Earlier today, the Guinness Storehouse (the Guinness brewery in Dublin, Ireland) rolled out the red carpet to welcome one of the world’s most famous actors in history, Tom Cruise. Cruise jetted into Dublin as part his worldwide tour for his latest movie, “Oblivion,” accompanied by director Joseph Kosinski and Cruise’s leading, lady former Bond girl Olga Kurylenko.

The group was treated to a private tour of the Guinness Brewery, and Tom received a one-on-one session with Master Brewer Fergal Murray to learn how to pour the perfect pint of Guinness.

Since opening its doors in 2000, the Guinness Storehouse has welcomed over 9 million visitors from around the world and is Ireland’s number one international visitor attraction.
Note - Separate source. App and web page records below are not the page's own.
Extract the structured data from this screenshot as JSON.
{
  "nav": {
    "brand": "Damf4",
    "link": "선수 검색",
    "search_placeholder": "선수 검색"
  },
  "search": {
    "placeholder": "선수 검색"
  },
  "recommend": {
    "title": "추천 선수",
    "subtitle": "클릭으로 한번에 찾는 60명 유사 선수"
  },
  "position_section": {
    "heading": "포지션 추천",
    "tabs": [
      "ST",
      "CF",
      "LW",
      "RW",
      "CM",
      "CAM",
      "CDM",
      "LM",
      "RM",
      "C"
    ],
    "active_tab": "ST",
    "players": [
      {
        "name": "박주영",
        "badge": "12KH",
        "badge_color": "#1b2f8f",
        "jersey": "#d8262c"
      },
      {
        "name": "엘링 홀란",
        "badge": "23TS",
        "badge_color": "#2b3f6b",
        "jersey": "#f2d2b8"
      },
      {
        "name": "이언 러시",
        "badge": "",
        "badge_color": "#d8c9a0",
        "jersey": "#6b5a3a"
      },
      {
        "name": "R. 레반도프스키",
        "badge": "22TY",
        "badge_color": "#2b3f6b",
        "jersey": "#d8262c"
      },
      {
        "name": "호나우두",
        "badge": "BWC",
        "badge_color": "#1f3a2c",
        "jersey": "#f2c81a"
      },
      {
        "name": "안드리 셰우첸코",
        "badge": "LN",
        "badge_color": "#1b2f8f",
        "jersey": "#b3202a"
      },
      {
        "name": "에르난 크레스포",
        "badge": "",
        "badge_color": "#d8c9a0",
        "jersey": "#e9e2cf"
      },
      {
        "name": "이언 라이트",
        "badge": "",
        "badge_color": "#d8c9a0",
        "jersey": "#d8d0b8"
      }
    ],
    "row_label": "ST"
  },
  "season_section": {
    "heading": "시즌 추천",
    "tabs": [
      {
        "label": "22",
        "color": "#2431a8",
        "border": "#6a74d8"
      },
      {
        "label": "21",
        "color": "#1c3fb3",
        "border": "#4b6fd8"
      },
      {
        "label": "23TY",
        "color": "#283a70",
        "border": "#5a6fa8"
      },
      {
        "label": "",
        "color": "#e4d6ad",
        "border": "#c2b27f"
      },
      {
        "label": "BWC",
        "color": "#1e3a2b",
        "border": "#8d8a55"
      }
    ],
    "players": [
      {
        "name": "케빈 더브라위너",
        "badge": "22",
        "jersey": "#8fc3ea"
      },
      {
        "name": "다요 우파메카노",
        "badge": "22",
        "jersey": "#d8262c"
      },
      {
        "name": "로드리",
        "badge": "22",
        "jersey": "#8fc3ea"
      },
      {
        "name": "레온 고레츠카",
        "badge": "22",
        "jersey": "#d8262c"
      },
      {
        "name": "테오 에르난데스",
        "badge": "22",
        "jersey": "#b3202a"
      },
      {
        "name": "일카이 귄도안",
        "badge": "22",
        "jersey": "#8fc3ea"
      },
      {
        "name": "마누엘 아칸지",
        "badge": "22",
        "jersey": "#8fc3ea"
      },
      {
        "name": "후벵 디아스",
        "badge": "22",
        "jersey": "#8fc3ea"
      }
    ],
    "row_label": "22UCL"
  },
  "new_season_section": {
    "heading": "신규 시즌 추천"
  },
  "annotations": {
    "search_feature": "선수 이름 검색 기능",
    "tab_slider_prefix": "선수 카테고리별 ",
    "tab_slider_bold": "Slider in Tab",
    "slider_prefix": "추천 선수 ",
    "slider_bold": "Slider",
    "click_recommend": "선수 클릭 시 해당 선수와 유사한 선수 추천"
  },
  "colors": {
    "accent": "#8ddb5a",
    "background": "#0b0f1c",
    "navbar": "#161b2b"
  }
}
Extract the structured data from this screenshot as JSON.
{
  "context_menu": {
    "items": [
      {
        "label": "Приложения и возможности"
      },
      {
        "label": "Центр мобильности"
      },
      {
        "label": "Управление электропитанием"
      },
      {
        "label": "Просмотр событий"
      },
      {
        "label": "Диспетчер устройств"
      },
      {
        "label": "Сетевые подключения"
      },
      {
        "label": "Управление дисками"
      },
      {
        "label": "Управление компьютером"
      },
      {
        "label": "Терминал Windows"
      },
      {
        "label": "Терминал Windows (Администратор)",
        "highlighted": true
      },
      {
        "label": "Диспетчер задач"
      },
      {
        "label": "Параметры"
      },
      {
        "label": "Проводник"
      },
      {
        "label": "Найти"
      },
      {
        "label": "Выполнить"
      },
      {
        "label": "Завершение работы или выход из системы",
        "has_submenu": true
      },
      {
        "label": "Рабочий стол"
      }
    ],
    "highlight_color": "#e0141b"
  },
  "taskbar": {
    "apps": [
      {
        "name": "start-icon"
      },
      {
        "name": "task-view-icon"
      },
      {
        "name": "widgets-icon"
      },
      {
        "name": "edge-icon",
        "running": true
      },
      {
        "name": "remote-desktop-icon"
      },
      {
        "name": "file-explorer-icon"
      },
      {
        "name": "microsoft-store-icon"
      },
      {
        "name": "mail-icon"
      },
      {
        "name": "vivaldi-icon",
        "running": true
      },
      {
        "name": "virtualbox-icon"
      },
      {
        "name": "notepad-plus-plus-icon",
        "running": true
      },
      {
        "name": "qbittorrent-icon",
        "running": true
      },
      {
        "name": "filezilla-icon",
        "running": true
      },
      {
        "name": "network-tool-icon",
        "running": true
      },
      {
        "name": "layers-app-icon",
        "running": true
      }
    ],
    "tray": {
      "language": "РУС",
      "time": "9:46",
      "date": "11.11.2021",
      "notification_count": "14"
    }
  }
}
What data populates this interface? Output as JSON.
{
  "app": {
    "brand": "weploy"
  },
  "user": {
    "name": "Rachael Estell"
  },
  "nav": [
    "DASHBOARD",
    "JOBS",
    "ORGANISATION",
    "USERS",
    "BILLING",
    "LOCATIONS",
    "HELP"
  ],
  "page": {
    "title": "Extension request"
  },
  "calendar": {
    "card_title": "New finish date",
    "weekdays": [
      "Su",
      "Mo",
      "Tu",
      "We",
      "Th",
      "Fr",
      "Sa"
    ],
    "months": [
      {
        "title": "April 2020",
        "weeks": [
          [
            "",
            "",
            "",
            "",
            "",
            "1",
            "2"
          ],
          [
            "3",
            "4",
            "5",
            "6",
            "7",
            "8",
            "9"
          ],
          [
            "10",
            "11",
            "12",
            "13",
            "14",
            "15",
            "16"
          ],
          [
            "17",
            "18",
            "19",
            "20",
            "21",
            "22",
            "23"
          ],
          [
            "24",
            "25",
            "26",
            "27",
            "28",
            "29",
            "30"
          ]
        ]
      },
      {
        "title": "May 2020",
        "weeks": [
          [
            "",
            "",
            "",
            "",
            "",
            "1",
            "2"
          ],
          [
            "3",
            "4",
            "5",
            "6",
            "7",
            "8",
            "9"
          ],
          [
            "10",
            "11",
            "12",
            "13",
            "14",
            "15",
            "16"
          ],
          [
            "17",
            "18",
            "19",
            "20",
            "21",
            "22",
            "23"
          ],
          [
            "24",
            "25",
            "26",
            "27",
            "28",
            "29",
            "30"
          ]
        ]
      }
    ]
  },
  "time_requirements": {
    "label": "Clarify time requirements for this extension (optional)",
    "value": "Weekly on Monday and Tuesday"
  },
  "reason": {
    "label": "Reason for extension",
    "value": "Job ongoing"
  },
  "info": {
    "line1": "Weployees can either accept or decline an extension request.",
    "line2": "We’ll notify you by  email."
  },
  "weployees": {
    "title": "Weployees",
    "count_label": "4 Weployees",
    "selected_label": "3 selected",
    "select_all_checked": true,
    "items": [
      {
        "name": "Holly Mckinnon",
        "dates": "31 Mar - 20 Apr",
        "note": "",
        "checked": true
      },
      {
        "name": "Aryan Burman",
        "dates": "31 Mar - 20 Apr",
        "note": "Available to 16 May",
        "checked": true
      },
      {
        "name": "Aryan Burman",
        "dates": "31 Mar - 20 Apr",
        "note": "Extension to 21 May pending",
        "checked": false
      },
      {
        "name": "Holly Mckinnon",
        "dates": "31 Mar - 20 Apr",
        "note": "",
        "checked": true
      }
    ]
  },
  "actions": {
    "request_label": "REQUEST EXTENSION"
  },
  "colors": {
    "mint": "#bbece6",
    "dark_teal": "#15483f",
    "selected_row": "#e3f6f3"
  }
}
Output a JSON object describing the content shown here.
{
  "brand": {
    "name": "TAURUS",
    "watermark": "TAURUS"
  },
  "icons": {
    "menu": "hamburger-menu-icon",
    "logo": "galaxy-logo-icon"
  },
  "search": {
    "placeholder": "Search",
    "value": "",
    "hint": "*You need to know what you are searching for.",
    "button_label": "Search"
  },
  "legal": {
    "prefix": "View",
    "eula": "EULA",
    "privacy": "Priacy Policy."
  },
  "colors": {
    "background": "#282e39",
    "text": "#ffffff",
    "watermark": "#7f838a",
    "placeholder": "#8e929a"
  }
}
The building, a former fermentation plant in the legendary St. James’s Gate Brewery in Dublin, holds a seven story Guinness experience which allows visitors to gain an understanding of why Guinness has become one of the world’s most iconic and best loved brands.